It is commonly known and understood that unemployment in Europe is a problem. While beleaguered countries suffer more— in Greece, unemployment has reached 24 percent, while Spain experiences over a 20 percent clip— richer nations such as Italy and France, are also mired in double-digit unemployment rates.
As has been highlighted in previous posts, however, unemployment figures don’t reveal the full picture. Eurostat, a governmental statistics body, recently came out with data that shows how in addition to the eurozone experiencing over 10 percent unemployment, there are also a number of workers who are underemployed or have given up on finding work.
Underemployment is an even bigger issue for those in struggling countries; statistics show that 72 percent of Greek part-time workers desire more hours, while 54 percent of Spaniards also want the same.
Those who have given up on finding work, known as “discouraged workers,” make up a significant percentage of the workforce in certain countries— they are said to comprise 14 percent of the workforce in Italy. Throughout Europe, there are said to be over 9 million individuals who have just stopped looking for employment.
Another issue for the economy in Europe is the seeming trend for unemployment rates to elevate to unsustainable rates, and then stay there. France, for example, has been at around nine percent unemployment since the 1980s.

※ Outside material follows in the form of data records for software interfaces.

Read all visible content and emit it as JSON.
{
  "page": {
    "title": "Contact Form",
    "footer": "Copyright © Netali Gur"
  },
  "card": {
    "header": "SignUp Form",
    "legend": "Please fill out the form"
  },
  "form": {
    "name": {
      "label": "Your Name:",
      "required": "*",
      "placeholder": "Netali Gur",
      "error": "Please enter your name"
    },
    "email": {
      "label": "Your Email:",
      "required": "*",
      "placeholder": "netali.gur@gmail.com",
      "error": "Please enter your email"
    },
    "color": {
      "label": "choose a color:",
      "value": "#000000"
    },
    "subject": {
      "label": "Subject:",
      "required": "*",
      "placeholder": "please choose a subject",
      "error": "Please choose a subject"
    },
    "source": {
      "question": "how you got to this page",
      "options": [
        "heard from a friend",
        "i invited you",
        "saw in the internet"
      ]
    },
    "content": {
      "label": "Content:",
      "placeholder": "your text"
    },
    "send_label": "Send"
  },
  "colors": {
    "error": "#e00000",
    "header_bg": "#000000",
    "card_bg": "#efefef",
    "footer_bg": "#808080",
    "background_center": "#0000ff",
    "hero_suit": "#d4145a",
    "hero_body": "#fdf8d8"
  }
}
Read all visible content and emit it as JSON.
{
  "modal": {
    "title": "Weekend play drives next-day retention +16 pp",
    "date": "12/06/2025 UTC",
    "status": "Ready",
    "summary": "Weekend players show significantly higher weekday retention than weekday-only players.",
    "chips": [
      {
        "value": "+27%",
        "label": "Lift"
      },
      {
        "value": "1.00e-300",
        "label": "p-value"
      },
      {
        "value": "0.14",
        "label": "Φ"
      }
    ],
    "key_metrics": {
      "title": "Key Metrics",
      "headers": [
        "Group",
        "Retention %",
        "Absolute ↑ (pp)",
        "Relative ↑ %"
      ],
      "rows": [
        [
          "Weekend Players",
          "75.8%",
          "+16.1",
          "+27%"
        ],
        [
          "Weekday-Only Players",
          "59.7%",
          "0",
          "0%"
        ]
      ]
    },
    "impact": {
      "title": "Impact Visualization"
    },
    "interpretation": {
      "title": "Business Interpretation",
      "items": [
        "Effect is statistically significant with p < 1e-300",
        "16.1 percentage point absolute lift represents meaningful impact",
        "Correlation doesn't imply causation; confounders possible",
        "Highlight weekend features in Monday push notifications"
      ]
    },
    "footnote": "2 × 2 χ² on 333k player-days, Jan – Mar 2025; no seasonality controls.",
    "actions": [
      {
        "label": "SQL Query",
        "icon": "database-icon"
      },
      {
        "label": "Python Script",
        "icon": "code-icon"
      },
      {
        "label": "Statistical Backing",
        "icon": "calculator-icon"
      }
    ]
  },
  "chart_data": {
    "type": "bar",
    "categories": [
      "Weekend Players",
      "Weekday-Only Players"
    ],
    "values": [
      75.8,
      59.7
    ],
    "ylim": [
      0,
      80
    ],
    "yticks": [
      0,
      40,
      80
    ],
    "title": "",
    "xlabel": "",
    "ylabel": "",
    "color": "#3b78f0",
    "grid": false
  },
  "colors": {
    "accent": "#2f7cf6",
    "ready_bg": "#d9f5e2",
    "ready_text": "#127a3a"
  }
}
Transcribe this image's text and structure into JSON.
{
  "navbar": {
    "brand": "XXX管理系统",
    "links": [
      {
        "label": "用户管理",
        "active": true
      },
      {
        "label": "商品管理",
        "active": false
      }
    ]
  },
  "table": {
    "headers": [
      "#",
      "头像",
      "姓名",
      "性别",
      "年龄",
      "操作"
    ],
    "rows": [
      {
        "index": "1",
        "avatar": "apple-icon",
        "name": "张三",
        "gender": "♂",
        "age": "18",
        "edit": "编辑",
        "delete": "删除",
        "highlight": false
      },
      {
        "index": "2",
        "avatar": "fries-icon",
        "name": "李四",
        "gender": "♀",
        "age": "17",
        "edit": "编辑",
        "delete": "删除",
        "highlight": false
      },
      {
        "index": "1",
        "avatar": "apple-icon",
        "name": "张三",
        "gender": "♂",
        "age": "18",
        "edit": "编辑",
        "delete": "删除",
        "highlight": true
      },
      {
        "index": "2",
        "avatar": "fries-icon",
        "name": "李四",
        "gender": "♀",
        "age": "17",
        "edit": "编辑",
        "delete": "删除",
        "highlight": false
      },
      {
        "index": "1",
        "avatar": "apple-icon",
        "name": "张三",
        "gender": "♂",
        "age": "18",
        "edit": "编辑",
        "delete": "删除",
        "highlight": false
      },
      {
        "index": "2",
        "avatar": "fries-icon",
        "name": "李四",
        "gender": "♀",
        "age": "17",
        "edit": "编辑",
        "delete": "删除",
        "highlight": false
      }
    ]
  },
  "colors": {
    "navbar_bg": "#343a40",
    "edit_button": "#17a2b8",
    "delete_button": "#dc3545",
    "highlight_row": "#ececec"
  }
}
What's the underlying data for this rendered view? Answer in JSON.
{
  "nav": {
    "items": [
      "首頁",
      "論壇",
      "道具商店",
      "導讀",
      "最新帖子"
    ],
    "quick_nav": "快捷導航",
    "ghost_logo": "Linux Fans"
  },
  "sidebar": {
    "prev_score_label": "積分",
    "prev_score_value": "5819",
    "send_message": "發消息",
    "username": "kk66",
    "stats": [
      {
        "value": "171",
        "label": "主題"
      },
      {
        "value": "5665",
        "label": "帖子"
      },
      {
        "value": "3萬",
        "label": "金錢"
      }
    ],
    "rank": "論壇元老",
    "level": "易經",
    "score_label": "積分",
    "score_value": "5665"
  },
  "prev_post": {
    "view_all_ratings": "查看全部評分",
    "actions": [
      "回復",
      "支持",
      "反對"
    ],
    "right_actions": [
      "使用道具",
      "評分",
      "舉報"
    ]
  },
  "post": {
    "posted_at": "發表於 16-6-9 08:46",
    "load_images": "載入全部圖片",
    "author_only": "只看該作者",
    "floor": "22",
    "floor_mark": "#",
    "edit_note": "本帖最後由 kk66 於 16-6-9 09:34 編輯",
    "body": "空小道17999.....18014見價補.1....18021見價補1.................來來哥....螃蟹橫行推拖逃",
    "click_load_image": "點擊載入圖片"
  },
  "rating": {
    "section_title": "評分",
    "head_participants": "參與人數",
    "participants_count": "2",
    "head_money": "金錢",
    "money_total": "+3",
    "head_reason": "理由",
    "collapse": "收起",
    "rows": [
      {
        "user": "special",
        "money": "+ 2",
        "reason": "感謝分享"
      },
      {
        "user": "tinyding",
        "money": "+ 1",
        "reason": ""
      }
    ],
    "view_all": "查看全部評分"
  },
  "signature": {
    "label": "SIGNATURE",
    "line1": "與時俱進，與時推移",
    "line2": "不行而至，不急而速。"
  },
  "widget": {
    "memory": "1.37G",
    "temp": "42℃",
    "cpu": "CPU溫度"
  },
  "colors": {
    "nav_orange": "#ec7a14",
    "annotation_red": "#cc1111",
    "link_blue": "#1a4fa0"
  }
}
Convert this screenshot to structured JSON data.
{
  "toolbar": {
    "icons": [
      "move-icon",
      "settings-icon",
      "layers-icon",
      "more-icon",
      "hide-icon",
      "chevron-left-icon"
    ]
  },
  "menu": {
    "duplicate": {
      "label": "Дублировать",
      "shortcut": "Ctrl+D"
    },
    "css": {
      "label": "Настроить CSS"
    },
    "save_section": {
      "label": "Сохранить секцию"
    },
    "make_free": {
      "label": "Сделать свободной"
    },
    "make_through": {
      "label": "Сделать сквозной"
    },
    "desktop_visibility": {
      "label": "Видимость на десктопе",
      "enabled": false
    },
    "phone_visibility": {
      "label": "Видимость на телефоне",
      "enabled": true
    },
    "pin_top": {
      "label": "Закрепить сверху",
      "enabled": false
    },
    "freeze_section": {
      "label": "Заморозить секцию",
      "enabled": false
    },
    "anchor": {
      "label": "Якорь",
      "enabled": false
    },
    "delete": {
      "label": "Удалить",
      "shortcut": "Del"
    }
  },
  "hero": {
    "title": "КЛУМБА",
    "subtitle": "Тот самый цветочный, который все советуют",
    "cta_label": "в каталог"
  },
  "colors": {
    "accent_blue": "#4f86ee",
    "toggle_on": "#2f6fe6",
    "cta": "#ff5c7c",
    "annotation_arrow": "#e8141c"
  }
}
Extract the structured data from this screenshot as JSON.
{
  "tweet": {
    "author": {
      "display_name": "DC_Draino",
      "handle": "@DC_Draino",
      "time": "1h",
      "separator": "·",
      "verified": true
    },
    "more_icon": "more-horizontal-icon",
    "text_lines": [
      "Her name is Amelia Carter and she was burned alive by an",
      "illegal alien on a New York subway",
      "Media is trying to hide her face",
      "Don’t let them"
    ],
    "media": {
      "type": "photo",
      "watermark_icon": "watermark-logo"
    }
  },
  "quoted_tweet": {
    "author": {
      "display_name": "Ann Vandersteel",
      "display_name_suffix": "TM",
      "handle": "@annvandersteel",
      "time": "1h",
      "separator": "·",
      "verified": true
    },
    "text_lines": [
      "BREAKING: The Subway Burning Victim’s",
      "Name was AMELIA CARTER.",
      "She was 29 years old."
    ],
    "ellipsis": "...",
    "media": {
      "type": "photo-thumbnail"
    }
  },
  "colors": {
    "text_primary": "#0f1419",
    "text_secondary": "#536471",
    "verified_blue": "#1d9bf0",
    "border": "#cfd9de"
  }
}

It is believed that these general trends have made and will continue to make Europe less competitive, and the continent will experience significant underperformance and instability until changes are made.